CF: When shoes are past their useful life, people will often notice sore, tired feet. Their ankles, knees, and hips may begin to ache, and they may even have some discomfort in their lower back.

Shoes that no longer provide enough support and cushion can lead to unexpected injuries due to a lack of adequate shock absorption in the sole.

Worn-out shoes likely will also not provide adequate traction and may become slippery on certain surfaces.

BT: Is there anything people can do to extend the lifetime of their running shoes?

CF: If you run outside in the winter, try to remove salt residue (salt lines) as soon as possible because salt can degrade the shoe.

If your shoes get wet during a run, remove the insoles to help them dry and stuff them full of newspaper to help remove excess moisture.

It’s nice to give your shoes a break. If you run or walk in your shoes every day they will break down faster than if you use them every other day. Some people buy multiple pairs of shoes and alternate between them.

Running shoes should be used for running or walking. Using running shoes for activities other than running or walking may result in premature wear.

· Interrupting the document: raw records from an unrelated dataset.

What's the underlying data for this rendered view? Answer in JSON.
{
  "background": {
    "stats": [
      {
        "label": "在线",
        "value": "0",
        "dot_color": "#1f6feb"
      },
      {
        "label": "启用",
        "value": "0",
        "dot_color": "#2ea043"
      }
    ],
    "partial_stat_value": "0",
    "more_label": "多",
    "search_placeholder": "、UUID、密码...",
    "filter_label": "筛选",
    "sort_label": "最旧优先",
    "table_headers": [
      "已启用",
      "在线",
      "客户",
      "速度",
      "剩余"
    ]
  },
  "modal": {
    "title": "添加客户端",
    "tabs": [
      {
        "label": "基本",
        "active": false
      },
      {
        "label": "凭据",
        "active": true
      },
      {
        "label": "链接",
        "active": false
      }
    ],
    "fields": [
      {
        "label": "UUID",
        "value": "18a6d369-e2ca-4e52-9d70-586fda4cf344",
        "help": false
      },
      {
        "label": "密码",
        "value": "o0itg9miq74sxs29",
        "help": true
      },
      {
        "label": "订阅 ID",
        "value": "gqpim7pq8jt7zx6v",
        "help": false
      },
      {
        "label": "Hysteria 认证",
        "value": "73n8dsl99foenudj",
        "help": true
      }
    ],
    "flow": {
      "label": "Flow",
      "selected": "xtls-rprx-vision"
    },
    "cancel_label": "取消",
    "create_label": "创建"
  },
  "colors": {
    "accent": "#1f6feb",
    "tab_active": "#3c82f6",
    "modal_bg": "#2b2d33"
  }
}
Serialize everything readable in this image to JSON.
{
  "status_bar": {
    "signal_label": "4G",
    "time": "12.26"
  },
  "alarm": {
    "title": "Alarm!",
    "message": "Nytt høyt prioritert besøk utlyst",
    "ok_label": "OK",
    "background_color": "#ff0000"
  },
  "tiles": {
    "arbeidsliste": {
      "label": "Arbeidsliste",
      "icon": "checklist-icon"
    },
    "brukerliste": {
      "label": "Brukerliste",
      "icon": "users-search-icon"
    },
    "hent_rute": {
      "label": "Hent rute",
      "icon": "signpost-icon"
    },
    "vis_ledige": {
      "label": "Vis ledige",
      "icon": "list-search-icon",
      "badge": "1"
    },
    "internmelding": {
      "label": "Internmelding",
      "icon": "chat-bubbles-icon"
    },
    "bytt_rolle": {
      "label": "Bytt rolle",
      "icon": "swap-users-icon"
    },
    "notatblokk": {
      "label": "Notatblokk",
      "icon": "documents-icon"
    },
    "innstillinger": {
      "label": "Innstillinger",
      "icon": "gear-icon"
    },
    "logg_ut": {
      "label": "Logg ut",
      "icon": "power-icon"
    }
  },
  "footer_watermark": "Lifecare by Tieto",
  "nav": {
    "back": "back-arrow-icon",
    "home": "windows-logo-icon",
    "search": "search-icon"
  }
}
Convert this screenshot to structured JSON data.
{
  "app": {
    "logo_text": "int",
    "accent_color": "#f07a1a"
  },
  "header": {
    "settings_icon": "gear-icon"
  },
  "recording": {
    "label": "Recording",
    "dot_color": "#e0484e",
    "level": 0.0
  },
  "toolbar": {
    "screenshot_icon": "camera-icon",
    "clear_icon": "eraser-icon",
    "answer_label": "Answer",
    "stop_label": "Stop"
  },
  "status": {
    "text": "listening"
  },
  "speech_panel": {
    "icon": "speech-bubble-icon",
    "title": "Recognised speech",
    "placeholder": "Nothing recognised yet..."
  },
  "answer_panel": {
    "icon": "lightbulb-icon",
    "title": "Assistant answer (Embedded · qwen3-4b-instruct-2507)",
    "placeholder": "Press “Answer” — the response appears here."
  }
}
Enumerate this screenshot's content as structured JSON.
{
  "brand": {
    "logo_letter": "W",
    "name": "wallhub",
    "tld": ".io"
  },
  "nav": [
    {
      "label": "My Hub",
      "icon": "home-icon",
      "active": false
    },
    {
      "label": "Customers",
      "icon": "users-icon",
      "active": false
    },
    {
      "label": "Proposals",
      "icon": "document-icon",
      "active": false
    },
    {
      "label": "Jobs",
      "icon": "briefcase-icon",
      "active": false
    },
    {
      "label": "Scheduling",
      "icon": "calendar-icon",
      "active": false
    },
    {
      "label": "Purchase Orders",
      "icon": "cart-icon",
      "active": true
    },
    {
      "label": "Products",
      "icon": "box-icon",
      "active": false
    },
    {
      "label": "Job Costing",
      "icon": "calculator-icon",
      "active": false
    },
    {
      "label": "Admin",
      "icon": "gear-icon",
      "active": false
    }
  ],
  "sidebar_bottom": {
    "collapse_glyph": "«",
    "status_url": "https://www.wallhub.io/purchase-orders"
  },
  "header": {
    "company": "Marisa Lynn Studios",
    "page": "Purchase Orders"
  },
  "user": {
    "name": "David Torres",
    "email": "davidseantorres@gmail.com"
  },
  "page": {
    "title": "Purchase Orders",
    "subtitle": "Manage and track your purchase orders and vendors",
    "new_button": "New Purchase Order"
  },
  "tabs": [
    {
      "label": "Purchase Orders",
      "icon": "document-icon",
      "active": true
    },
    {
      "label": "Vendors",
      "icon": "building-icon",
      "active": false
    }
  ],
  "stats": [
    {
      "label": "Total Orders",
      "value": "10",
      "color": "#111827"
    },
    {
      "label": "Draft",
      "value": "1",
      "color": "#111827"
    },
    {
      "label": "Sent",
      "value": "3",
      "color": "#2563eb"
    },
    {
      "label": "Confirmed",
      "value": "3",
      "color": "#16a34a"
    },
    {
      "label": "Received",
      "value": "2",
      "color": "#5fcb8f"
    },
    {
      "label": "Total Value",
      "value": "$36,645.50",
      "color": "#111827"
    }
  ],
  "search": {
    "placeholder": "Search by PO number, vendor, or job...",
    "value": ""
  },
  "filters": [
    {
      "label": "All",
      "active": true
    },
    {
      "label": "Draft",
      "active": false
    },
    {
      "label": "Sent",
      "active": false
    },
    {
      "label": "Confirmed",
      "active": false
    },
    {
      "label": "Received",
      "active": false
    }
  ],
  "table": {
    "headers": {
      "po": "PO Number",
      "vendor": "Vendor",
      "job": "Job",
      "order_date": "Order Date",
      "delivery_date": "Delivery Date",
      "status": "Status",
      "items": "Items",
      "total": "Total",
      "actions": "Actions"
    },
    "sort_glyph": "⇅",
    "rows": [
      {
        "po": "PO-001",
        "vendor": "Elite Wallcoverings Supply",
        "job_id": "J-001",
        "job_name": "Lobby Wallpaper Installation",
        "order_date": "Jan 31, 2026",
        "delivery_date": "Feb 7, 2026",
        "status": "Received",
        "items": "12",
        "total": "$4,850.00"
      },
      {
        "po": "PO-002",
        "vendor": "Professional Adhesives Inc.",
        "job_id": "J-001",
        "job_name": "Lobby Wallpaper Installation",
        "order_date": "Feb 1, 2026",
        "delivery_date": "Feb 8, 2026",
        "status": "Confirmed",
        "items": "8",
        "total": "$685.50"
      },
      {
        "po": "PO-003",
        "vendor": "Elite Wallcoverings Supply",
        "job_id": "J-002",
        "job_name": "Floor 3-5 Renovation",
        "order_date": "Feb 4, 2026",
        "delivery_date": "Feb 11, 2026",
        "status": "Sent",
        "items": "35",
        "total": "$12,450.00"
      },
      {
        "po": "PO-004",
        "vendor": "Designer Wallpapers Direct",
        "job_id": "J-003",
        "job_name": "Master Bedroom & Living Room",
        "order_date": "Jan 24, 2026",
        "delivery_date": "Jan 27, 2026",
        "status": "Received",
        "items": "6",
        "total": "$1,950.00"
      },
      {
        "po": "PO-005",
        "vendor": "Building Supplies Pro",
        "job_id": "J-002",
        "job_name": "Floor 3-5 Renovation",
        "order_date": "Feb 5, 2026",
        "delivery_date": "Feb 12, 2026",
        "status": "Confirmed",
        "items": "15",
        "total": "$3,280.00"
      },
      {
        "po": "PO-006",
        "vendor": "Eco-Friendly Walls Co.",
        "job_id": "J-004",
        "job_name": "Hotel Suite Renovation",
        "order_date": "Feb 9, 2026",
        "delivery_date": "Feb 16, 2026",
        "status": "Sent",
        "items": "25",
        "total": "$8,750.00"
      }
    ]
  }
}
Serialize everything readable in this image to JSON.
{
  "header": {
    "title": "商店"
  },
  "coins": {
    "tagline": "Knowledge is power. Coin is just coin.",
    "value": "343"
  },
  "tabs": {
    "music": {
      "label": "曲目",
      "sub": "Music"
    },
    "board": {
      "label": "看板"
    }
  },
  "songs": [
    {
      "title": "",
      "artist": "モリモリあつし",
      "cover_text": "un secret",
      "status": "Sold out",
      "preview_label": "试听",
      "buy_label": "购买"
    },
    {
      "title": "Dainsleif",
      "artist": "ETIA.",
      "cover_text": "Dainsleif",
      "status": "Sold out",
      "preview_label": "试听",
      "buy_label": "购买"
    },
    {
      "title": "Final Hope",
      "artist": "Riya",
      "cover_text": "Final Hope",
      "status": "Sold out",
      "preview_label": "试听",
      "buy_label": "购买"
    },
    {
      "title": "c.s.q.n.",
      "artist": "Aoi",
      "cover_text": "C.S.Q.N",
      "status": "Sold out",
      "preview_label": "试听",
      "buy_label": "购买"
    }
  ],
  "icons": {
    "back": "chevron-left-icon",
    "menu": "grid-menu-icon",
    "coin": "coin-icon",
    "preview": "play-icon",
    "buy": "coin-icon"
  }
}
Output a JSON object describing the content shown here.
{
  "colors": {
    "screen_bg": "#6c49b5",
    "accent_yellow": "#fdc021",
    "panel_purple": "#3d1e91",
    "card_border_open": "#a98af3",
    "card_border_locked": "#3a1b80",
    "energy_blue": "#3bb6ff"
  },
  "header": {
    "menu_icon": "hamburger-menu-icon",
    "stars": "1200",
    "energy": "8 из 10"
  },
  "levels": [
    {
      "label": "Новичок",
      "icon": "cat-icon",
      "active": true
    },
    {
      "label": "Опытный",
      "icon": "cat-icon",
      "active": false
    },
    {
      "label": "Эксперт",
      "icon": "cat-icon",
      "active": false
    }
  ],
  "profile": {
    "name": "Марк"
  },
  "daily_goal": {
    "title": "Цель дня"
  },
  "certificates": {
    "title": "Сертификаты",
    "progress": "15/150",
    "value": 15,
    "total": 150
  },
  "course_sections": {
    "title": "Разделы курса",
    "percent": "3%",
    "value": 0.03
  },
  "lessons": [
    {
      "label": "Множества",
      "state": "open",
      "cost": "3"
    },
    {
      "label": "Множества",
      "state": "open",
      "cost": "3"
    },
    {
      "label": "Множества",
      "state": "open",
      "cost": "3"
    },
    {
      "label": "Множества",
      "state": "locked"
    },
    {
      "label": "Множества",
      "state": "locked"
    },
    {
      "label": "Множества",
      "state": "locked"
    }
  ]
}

Colin Federow spent 20 years working in manufacturing and mining before obtaining his Bachelors in Kinesiology in 2017. He has been coaching marathon teams through Brainsport since 2007 and has helped more than 500 athletes reach their marathon-related goals. He is one of Brainsport’s shoe-fitting experts, organizes the store’s Brainsport Running Academy clinics and is the store’s medical liaison.